We do love notebooks around here, but sometimes that can be a bit of an over kill. Post-its are nice, but they get cluttered, lost and disjointed. To our amazement, the laser printer could print on large index cards. So we feed a few through and simply labelled them with the week number. Now, as we think of things we want to write about, we can jot them on this card, then at the end of the week decompress and write these notes. We’ll start next week and try it for a while and see how things go and maybe continue or not. Using index cards isn’t the most beautiful, but it is fast and easy to prototype. Better than post-its and easier than notebooks, so here we go.

Week 366

This week started with a minor panic about a project. It seems that there has been some fairly major movement without telling us. After a scramble and a few phone calls, it turns out it was a misunderstanding. The good news is that the client is committed to the project and they are working on their due-diligence portion which we accidentally interpreted as someone else had taken over the project. This one should really have a code name, like Hydra, since it is a multi-headed beast of a project. We also know this is not a sprint, but a marathon and our next contact with the client realistically won’t be until the autumn.

Tuesday was spent at the local FabLab using their vinyl cutter. We cut a bunch of privacy stickers for the bathroom and office windows. It is one of our own designs, basalt columns. It would be an interesting product idea until you realise that everyone’s windows are different widths. We spent a lot of time lining-up the columns to fit snuggly without any cropping into the frames. We could do something similar for others, but this certainly isn’t a mass-producible product at the level of quality and design we’d like.

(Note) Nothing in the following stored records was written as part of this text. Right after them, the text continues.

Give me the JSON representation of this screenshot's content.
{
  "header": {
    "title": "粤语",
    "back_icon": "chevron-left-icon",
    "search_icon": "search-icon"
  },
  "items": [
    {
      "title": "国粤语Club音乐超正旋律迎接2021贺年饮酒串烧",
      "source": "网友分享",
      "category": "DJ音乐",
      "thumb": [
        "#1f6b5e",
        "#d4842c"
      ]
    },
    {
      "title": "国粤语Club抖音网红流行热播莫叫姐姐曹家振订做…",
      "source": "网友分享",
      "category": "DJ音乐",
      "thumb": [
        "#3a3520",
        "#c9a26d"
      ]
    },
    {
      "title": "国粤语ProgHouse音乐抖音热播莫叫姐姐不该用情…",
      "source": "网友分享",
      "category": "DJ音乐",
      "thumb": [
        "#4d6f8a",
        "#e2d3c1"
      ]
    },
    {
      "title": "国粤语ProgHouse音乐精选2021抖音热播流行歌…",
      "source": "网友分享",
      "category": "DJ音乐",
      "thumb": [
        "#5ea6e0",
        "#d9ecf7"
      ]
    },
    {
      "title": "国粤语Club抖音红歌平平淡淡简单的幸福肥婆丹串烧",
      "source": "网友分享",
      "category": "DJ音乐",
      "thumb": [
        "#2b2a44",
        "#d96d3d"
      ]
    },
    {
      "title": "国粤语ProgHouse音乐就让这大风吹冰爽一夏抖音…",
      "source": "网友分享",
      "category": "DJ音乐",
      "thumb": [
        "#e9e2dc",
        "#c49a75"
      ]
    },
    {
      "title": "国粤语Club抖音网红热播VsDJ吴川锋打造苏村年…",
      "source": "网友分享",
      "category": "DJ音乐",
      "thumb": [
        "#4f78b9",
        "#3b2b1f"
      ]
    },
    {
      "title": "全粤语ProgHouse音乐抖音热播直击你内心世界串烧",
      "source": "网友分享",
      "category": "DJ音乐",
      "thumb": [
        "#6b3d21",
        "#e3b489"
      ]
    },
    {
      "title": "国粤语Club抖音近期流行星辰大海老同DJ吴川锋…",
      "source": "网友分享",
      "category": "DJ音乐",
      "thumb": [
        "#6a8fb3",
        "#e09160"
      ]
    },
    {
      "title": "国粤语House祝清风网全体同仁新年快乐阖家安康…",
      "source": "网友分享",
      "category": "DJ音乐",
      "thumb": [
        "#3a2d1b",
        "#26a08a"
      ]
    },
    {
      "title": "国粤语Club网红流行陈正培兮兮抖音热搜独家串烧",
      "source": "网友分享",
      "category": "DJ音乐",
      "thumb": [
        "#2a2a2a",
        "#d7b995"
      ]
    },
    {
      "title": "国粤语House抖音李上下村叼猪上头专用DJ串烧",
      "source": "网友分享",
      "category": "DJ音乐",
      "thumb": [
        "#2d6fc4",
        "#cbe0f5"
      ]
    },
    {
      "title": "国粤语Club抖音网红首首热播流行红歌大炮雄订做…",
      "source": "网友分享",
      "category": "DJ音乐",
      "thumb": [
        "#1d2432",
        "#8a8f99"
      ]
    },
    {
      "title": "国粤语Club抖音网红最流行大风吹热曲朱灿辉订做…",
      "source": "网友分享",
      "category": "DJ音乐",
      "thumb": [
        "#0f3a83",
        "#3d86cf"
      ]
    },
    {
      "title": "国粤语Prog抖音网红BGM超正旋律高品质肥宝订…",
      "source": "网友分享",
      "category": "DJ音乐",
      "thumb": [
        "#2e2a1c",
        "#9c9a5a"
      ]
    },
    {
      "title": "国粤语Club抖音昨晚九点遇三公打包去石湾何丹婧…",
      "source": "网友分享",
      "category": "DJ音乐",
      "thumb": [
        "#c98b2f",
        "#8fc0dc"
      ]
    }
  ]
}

Then two days of survey work. Prepping more for the upcoming GDPR by getting our processing registry in order. We list all of our providers, what they have access too, their physical location and more. It has been interesting to see which of our 3rd party providers are GDPR ready. A few say they are or will be, but there is always a catch. You CAN store data outside of the EU, but you need to get consent from the EU citizen first and explain the risks and possibilities. Fast-forward to some of our 3rd party providers. Dropbox for instance says they are GDPR ready. With two caveats: For business customers they will have an EU data center in Germany. Great, we’re a business customer we’re GDPR ready… but it is for business customers with 250 seats or more. So, while they say they are GDPR ready, and they probably fit all the regulations, any EU citizen’s data that we save into our business dropbox account is probably going outside of the EU. Which means we need consent first.

Needless to say, any company that says their are GDPR ready or GDPR compliment might still mean work for you! We have a few months to migrate services, upgrade or switch providers as needed. Luckily, we are pretty small and able to plug-n-play these 3rd party services easily if needed.

Finally, to round off the week, we’re spending today in meetings and running through the todo list for the upcoming Material Conference. We have several speakers confirmed, so now we are flipping the switch on the blind bird tickets and making some announcements.